Reservations in the private sector have become popular in some states. Andhra Pradesh and Maharashtra are two examples. For states, reservations in the private sector are a good thing. It’s seen as a classic tool to prevent migration and act as a device for empowerment. It gives states the chance to augment this with local skill development programs given changes in the labour market landscape. Companies are more than happy to pay for the education of SCs and STs but are reluctant to employ them.

Corporate India has continued to be relatively insular to the country’s social inequities. The question to be asked is this – does the private sector provide a level playing field to people from all castes? Several studies have shown that access to productive and well-paying jobs remains confined to the privileged. SCs and STs continue to face wage and job discrimination in private employment and the organised sector.

COUNTERVIEW: There can be a better way

There’s no arguing against wanting to provide good-paying jobs to more people, especially those from marginalised communities. Thinking on this issue is usually seen through two myopic lenses – those who don’t want any affirmative action and those who want caste-based reservations in the private sector.

One proposal is for every company to report its diversity profile every year. This would be converted into a diversity score, depending on the disadvantage of each social group. With the diversity score, the government could link its high diversity score to tax incentives or other forms of preferential treatment. While this could be a first step, the next would be making a certain diversity score an eligibility condition for state subsidies.

There’s a sense that imposing reservations on big companies could be a slippery slope. Some states and politicians are against quotas in the private sector. KT Rama Rao from Telangana said states that did implement such reservations were losing out on investments. From a company’s point of view, they see it as a hindrance to hiring the best candidates. Parties may face a quandary – gain some political dividend but alienate big business.

Reference Links:

  • PMO Holds First Meeting on Affirmative Action in Private Sector – The Wire
  • Good jobs first: Justice Chandrachud argues private sector needs anti-discrimination law. First formalise the economy – Times of India
  • Why India’s affirmative action system is broken – Hindustan Times
  • A distant dream – The Telegraph Online
  • Why the Private Sector Is Immune to the Constitutional Goal of Social Justice – The Wire
  • Job Quota in Private Sector: Vocal for Local – Indian Currents
  • Why we need affirmative action in the private sector – Mint
  • One step India can take to make private sector jobs more inclusive. And it’s not quota – The Print

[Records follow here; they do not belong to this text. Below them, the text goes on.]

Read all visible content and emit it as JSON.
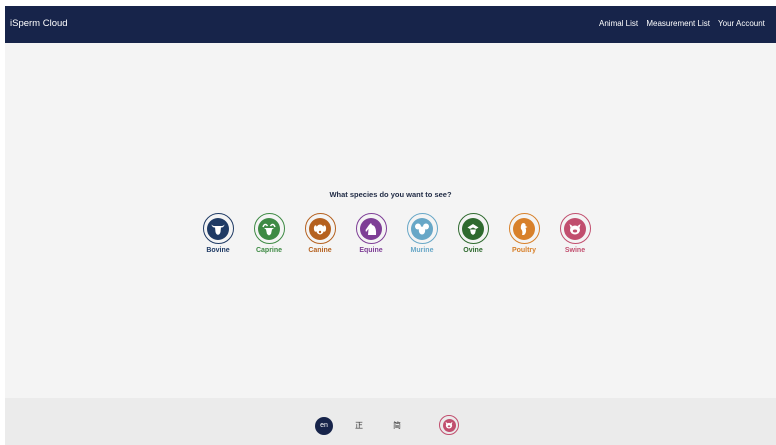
{
  "header": {
    "brand": "iSperm Cloud",
    "nav": [
      "Animal List",
      "Measurement List",
      "Your Account"
    ]
  },
  "main": {
    "question": "What species do you want to see?",
    "species": [
      {
        "label": "Bovine",
        "color": "#1f3a64",
        "icon": "bull-icon"
      },
      {
        "label": "Caprine",
        "color": "#3e8a44",
        "icon": "goat-icon"
      },
      {
        "label": "Canine",
        "color": "#b5611f",
        "icon": "dog-icon"
      },
      {
        "label": "Equine",
        "color": "#7e3e96",
        "icon": "horse-icon"
      },
      {
        "label": "Murine",
        "color": "#67a7c7",
        "icon": "mouse-icon"
      },
      {
        "label": "Ovine",
        "color": "#2f6a2f",
        "icon": "sheep-icon"
      },
      {
        "label": "Poultry",
        "color": "#d8802a",
        "icon": "chicken-icon"
      },
      {
        "label": "Swine",
        "color": "#c14e6e",
        "icon": "pig-icon"
      }
    ]
  },
  "footer": {
    "languages": [
      "en",
      "正",
      "简"
    ],
    "selected_language": "en",
    "selected_species_icon": "pig-icon"
  }
}
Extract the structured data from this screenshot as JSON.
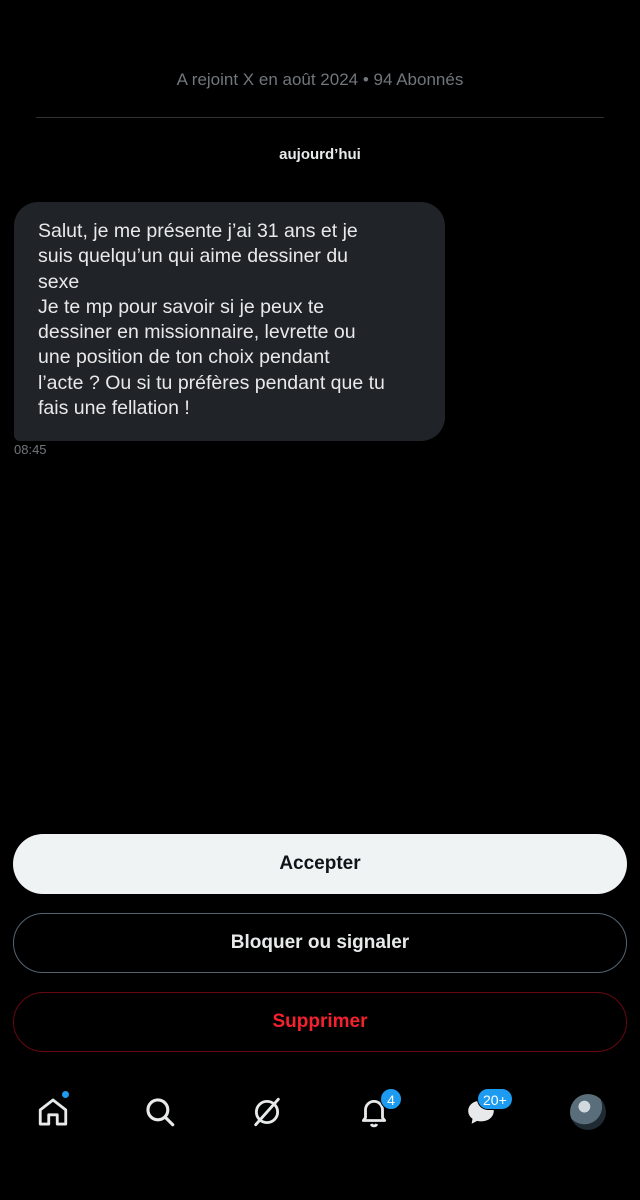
{
  "profile": {
    "meta": "A rejoint X en août 2024 • 94 Abonnés"
  },
  "conversation": {
    "date_label": "aujourd’hui",
    "message": {
      "text": "Salut, je me présente j’ai 31 ans et je\nsuis quelqu’un qui aime dessiner du\nsexe\nJe te mp pour savoir si je peux te\ndessiner en missionnaire, levrette ou\nune position de ton choix pendant\nl’acte ? Ou si tu préfères pendant que tu\nfais une fellation !",
      "time": "08:45"
    }
  },
  "actions": {
    "accept": "Accepter",
    "block": "Bloquer ou signaler",
    "delete": "Supprimer"
  },
  "tabbar": {
    "home": {
      "icon": "home-icon",
      "has_dot": true
    },
    "search": {
      "icon": "search-icon"
    },
    "grok": {
      "icon": "grok-icon"
    },
    "notifications": {
      "icon": "bell-icon",
      "badge": "4"
    },
    "messages": {
      "icon": "messages-icon",
      "badge": "20+"
    },
    "profile": {
      "icon": "avatar"
    }
  },
  "colors": {
    "background": "#000000",
    "bubble": "#202327",
    "accent": "#1d9bf0",
    "danger": "#f4212e",
    "muted": "#71767b"
  }
}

What is your opinion on this?
(Only subscribers can participate in polls)

a) Quotas/reservations should apply to the private sector.

b) Quotas/reservations shouldn’t apply to the private sector.

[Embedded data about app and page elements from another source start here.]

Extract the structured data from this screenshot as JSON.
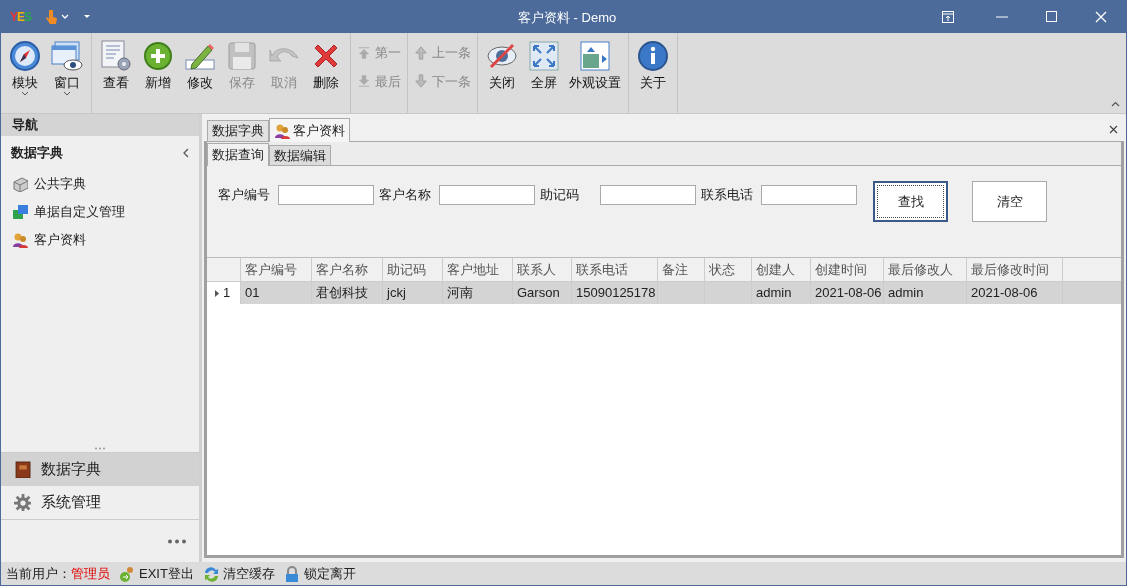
{
  "window": {
    "logo": "YES",
    "title": "客户资料 - Demo"
  },
  "ribbon": {
    "groups": [
      {
        "buttons": [
          {
            "label": "模块",
            "kind": "compass",
            "disabled": false,
            "dropdown": true
          },
          {
            "label": "窗口",
            "kind": "windows",
            "disabled": false,
            "dropdown": true
          }
        ]
      },
      {
        "buttons": [
          {
            "label": "查看",
            "kind": "view",
            "disabled": false,
            "dropdown": false
          },
          {
            "label": "新增",
            "kind": "add",
            "disabled": false,
            "dropdown": false
          },
          {
            "label": "修改",
            "kind": "edit",
            "disabled": false,
            "dropdown": false
          },
          {
            "label": "保存",
            "kind": "save",
            "disabled": true,
            "dropdown": false
          },
          {
            "label": "取消",
            "kind": "undo",
            "disabled": true,
            "dropdown": false
          },
          {
            "label": "删除",
            "kind": "delete",
            "disabled": false,
            "dropdown": false
          }
        ]
      },
      {
        "small": [
          {
            "label": "第一",
            "kind": "first",
            "disabled": true
          },
          {
            "label": "最后",
            "kind": "last",
            "disabled": true
          }
        ]
      },
      {
        "small": [
          {
            "label": "上一条",
            "kind": "up",
            "disabled": true
          },
          {
            "label": "下一条",
            "kind": "down",
            "disabled": true
          }
        ]
      },
      {
        "buttons": [
          {
            "label": "关闭",
            "kind": "hide",
            "disabled": false,
            "dropdown": false
          },
          {
            "label": "全屏",
            "kind": "fullscreen",
            "disabled": false,
            "dropdown": false
          },
          {
            "label": "外观设置",
            "kind": "layout",
            "disabled": false,
            "dropdown": false
          }
        ]
      },
      {
        "buttons": [
          {
            "label": "关于",
            "kind": "info",
            "disabled": false,
            "dropdown": false
          }
        ]
      }
    ]
  },
  "nav": {
    "header": "导航",
    "section": "数据字典",
    "items": [
      {
        "label": "公共字典",
        "kind": "box"
      },
      {
        "label": "单据自定义管理",
        "kind": "forms"
      },
      {
        "label": "客户资料",
        "kind": "people"
      }
    ],
    "panels": [
      {
        "label": "数据字典",
        "kind": "book",
        "selected": true
      },
      {
        "label": "系统管理",
        "kind": "gear",
        "selected": false
      }
    ]
  },
  "doc_tabs": [
    {
      "label": "数据字典",
      "kind": "plain",
      "selected": false
    },
    {
      "label": "客户资料",
      "kind": "people",
      "selected": true
    }
  ],
  "sub_tabs": [
    {
      "label": "数据查询",
      "selected": true
    },
    {
      "label": "数据编辑",
      "selected": false
    }
  ],
  "search_fields": [
    {
      "label": "客户编号"
    },
    {
      "label": "客户名称"
    },
    {
      "label": "助记码"
    },
    {
      "label": "联系电话"
    }
  ],
  "search_buttons": [
    {
      "label": "查找",
      "focused": true
    },
    {
      "label": "清空",
      "focused": false
    }
  ],
  "table": {
    "columns": [
      "客户编号",
      "客户名称",
      "助记码",
      "客户地址",
      "联系人",
      "联系电话",
      "备注",
      "状态",
      "创建人",
      "创建时间",
      "最后修改人",
      "最后修改时间"
    ],
    "rows": [
      {
        "number": "1",
        "selected": true,
        "cells": [
          "01",
          "君创科技",
          "jckj",
          "河南",
          "Garson",
          "15090125178",
          "",
          "",
          "admin",
          "2021-08-06",
          "admin",
          "2021-08-06"
        ]
      }
    ]
  },
  "status_bar": {
    "user_label": "当前用户：",
    "user": "管理员",
    "actions": [
      {
        "label": "EXIT登出",
        "kind": "exit"
      },
      {
        "label": "清空缓存",
        "kind": "refresh"
      },
      {
        "label": "锁定离开",
        "kind": "lock"
      }
    ]
  }
}
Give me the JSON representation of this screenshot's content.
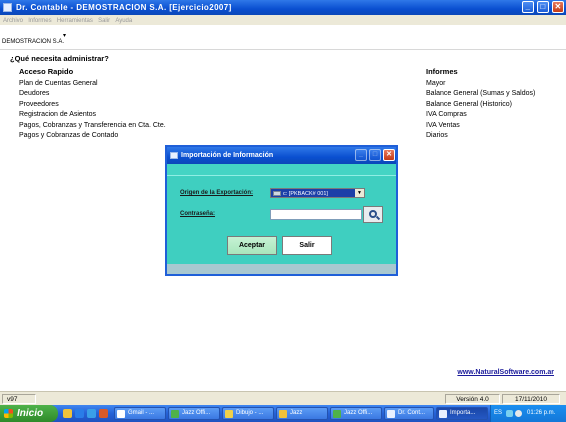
{
  "window": {
    "title": "Dr. Contable - DEMOSTRACION S.A.  [Ejercicio2007]",
    "minimize_glyph": "_",
    "maximize_glyph": "□",
    "close_glyph": "✕"
  },
  "menu": [
    "Archivo",
    "Informes",
    "Herramientas",
    "Salir",
    "Ayuda"
  ],
  "company": {
    "name": "DEMOSTRACION S.A.",
    "caret": "▾"
  },
  "main": {
    "question": "¿Qué necesita administrar?",
    "quick_access": {
      "heading": "Acceso Rapido",
      "items": [
        "Plan de Cuentas General",
        "Deudores",
        "Proveedores",
        "Registracion de Asientos",
        "Pagos, Cobranzas y Transferencia en Cta. Cte.",
        "Pagos y Cobranzas de Contado"
      ]
    },
    "reports": {
      "heading": "Informes",
      "items": [
        "Mayor",
        "Balance General (Sumas y Saldos)",
        "Balance General (Historico)",
        "IVA Compras",
        "IVA Ventas",
        "Diarios"
      ]
    },
    "website": "www.NaturalSoftware.com.ar"
  },
  "status": {
    "version_code": "v97",
    "version": "Versión 4.0",
    "date": "17/11/2010"
  },
  "taskbar": {
    "start": "Inicio",
    "tasks": [
      "Gmail - ...",
      "Jazz Offi...",
      "Dibujo - ...",
      "Jazz",
      "Jazz Offi...",
      "Dr. Cont...",
      "Importa..."
    ],
    "language": "ES",
    "time": "01:26 p.m."
  },
  "dialog": {
    "title": "Importación de Información",
    "origin_label": "Origen de la Exportación:",
    "origin_value": "c: [PKBACK# 001]",
    "password_label": "Contraseña:",
    "password_value": "",
    "accept": "Aceptar",
    "exit": "Salir",
    "close_glyph": "✕",
    "min_glyph": "_",
    "max_glyph": "□",
    "arrow_glyph": "▼"
  }
}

For the Right:

‘Did Ram say kick out the poor?’ The discontent of the displaced in new Ayodhya

For the Left:

Here’s What the Congress Must Do Now to Quickly Reset the 2024 Chessboard